**About this task:** What lines of the data hold the string "tiết"? Pull each one out.

>>>

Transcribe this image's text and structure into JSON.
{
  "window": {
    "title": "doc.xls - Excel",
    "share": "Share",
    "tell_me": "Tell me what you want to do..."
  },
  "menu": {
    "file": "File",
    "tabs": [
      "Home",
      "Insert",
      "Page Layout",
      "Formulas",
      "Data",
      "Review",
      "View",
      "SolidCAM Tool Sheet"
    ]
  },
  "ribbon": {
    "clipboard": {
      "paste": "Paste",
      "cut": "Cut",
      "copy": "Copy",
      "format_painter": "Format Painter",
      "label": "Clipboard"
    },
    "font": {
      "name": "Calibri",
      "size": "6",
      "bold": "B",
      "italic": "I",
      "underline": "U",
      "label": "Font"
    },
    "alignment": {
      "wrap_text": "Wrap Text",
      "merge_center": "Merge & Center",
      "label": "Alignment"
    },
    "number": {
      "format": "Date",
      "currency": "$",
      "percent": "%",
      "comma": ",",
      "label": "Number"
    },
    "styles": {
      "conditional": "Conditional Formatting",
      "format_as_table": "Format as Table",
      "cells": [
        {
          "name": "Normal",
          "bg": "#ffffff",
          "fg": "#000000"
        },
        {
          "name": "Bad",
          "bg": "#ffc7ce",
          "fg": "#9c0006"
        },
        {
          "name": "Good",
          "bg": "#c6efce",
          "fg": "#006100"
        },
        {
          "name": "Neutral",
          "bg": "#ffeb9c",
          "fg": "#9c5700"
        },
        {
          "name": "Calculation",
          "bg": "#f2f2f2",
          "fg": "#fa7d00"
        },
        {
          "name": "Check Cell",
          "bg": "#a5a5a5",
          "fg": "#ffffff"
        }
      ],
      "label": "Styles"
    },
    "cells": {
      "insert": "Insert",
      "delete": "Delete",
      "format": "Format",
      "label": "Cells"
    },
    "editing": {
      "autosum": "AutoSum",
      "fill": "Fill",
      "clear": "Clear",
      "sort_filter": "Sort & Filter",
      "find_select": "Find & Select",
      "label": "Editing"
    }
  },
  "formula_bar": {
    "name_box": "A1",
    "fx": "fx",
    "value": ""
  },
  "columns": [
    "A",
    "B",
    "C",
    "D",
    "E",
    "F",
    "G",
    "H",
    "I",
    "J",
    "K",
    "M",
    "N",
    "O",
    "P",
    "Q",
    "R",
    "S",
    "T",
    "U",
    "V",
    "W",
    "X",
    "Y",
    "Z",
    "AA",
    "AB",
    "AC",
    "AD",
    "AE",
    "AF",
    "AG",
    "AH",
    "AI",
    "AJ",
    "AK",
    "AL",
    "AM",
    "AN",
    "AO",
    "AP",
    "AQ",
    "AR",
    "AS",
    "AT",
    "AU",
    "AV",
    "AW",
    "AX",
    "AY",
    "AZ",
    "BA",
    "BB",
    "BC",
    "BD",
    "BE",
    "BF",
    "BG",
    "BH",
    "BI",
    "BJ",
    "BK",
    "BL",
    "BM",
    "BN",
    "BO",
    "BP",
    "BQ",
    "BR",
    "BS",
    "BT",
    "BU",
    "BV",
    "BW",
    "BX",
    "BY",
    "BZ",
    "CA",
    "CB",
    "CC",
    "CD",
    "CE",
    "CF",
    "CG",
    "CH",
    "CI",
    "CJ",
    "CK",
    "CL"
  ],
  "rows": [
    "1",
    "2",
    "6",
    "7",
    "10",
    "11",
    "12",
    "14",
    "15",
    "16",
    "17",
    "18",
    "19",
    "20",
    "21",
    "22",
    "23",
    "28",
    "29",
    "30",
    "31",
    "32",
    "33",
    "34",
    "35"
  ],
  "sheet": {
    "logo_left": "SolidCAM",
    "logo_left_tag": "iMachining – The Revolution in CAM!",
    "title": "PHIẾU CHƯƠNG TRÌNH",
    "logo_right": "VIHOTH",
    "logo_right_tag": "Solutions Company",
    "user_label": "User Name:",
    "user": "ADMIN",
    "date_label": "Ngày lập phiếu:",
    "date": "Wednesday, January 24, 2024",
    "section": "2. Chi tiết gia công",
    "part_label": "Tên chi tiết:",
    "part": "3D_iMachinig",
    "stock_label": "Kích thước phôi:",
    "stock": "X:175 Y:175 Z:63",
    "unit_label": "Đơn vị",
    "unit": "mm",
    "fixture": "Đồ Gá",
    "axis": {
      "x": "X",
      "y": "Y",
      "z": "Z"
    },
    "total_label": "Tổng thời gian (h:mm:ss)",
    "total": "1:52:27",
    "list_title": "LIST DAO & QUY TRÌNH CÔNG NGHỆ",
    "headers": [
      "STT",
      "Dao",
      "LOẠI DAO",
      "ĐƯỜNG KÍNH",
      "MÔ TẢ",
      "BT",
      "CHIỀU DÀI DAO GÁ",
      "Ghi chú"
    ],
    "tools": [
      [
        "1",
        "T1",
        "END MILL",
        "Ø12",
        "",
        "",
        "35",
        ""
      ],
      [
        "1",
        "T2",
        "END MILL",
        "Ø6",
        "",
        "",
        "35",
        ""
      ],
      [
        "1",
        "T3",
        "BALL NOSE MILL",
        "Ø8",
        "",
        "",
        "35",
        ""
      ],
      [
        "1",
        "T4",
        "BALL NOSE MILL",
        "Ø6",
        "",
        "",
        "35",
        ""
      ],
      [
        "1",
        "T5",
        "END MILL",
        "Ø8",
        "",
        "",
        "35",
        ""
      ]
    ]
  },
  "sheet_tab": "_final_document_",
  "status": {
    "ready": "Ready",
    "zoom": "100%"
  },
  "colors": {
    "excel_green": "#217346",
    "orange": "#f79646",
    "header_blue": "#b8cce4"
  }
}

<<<

**Written answer:**
    "section": "2. Chi tiết gia công",
    "part_label": "Tên chi tiết:",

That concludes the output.